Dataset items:
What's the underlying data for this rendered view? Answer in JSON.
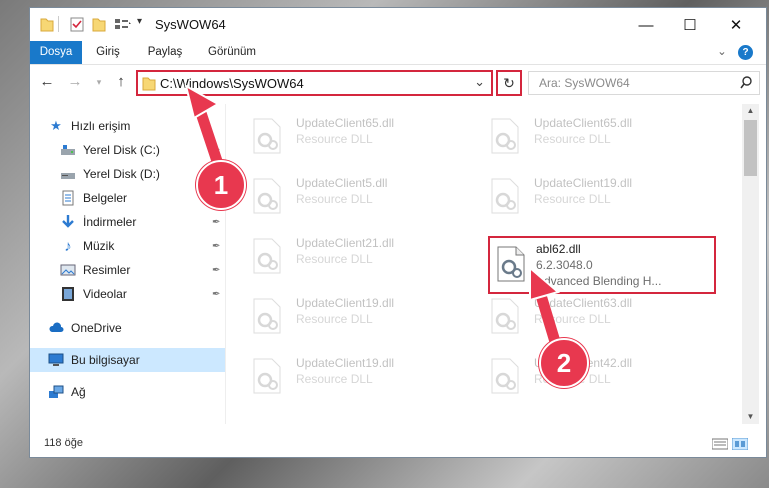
{
  "window": {
    "title": "SysWOW64",
    "controls": {
      "minimize": "—",
      "maximize": "☐",
      "close": "✕"
    }
  },
  "ribbon": {
    "tabs": [
      "Dosya",
      "Giriş",
      "Paylaş",
      "Görünüm"
    ],
    "expand": "⌄",
    "help": "?"
  },
  "address": {
    "back": "←",
    "forward": "→",
    "up": "↑",
    "path": "C:\\Windows\\SysWOW64",
    "dropdown": "⌄",
    "refresh": "↻",
    "search_placeholder": "Ara: SysWOW64",
    "search_icon": "⚲"
  },
  "nav": {
    "items": [
      {
        "label": "Hızlı erişim",
        "icon": "star-icon"
      },
      {
        "label": "Yerel Disk (C:)",
        "icon": "drive-icon",
        "pinned": true
      },
      {
        "label": "Yerel Disk (D:)",
        "icon": "drive-icon",
        "pinned": true
      },
      {
        "label": "Belgeler",
        "icon": "document-icon",
        "pinned": true
      },
      {
        "label": "İndirmeler",
        "icon": "download-icon",
        "pinned": true
      },
      {
        "label": "Müzik",
        "icon": "music-icon",
        "pinned": true
      },
      {
        "label": "Resimler",
        "icon": "picture-icon",
        "pinned": true
      },
      {
        "label": "Videolar",
        "icon": "video-icon",
        "pinned": true
      },
      {
        "label": "OneDrive",
        "icon": "cloud-icon"
      },
      {
        "label": "Bu bilgisayar",
        "icon": "computer-icon",
        "selected": true
      },
      {
        "label": "Ağ",
        "icon": "network-icon"
      }
    ],
    "pin_glyph": "📌"
  },
  "files": [
    {
      "name": "UpdateClient65.dll",
      "type": "Resource DLL"
    },
    {
      "name": "UpdateClient65.dll",
      "type": "Resource DLL"
    },
    {
      "name": "UpdateClient5.dll",
      "type": "Resource DLL"
    },
    {
      "name": "UpdateClient19.dll",
      "type": "Resource DLL"
    },
    {
      "name": "UpdateClient21.dll",
      "type": "Resource DLL"
    },
    {
      "name": "abl62.dll",
      "version": "6.2.3048.0",
      "desc": "Advanced Blending H..."
    },
    {
      "name": "UpdateClient19.dll",
      "type": "Resource DLL"
    },
    {
      "name": "UpdateClient63.dll",
      "type": "Resource DLL"
    },
    {
      "name": "UpdateClient19.dll",
      "type": "Resource DLL"
    },
    {
      "name": "UpdateClient42.dll",
      "type": "Resource DLL"
    }
  ],
  "status": {
    "count": "118 öğe"
  },
  "annotations": {
    "step1": "1",
    "step2": "2"
  },
  "colors": {
    "accent": "#1979ca",
    "highlight": "#d4263d",
    "badge": "#e8384f",
    "selection": "#cce8ff"
  }
}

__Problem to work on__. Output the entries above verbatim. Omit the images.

__Solution to this task__.
What's the underlying data for this rendered view? Answer in JSON.
{
  "window": {
    "title": "SysWOW64",
    "controls": {
      "minimize": "—",
      "maximize": "☐",
      "close": "✕"
    }
  },
  "ribbon": {
    "tabs": [
      "Dosya",
      "Giriş",
      "Paylaş",
      "Görünüm"
    ],
    "expand": "⌄",
    "help": "?"
  },
  "address": {
    "back": "←",
    "forward": "→",
    "up": "↑",
    "path": "C:\\Windows\\SysWOW64",
    "dropdown": "⌄",
    "refresh": "↻",
    "search_placeholder": "Ara: SysWOW64",
    "search_icon": "⚲"
  },
  "nav": {
    "items": [
      {
        "label": "Hızlı erişim",
        "icon": "star-icon"
      },
      {
        "label": "Yerel Disk (C:)",
        "icon": "drive-icon",
        "pinned": true
      },
      {
        "label": "Yerel Disk (D:)",
        "icon": "drive-icon",
        "pinned": true
      },
      {
        "label": "Belgeler",
        "icon": "document-icon",
        "pinned": true
      },
      {
        "label": "İndirmeler",
        "icon": "download-icon",
        "pinned": true
      },
      {
        "label": "Müzik",
        "icon": "music-icon",
        "pinned": true
      },
      {
        "label": "Resimler",
        "icon": "picture-icon",
        "pinned": true
      },
      {
        "label": "Videolar",
        "icon": "video-icon",
        "pinned": true
      },
      {
        "label": "OneDrive",
        "icon": "cloud-icon"
      },
      {
        "label": "Bu bilgisayar",
        "icon": "computer-icon",
        "selected": true
      },
      {
        "label": "Ağ",
        "icon": "network-icon"
      }
    ],
    "pin_glyph": "📌"
  },
  "files": [
    {
      "name": "UpdateClient65.dll",
      "type": "Resource DLL"
    },
    {
      "name": "UpdateClient65.dll",
      "type": "Resource DLL"
    },
    {
      "name": "UpdateClient5.dll",
      "type": "Resource DLL"
    },
    {
      "name": "UpdateClient19.dll",
      "type": "Resource DLL"
    },
    {
      "name": "UpdateClient21.dll",
      "type": "Resource DLL"
    },
    {
      "name": "abl62.dll",
      "version": "6.2.3048.0",
      "desc": "Advanced Blending H..."
    },
    {
      "name": "UpdateClient19.dll",
      "type": "Resource DLL"
    },
    {
      "name": "UpdateClient63.dll",
      "type": "Resource DLL"
    },
    {
      "name": "UpdateClient19.dll",
      "type": "Resource DLL"
    },
    {
      "name": "UpdateClient42.dll",
      "type": "Resource DLL"
    }
  ],
  "status": {
    "count": "118 öğe"
  },
  "annotations": {
    "step1": "1",
    "step2": "2"
  },
  "colors": {
    "accent": "#1979ca",
    "highlight": "#d4263d",
    "badge": "#e8384f",
    "selection": "#cce8ff"
  }
}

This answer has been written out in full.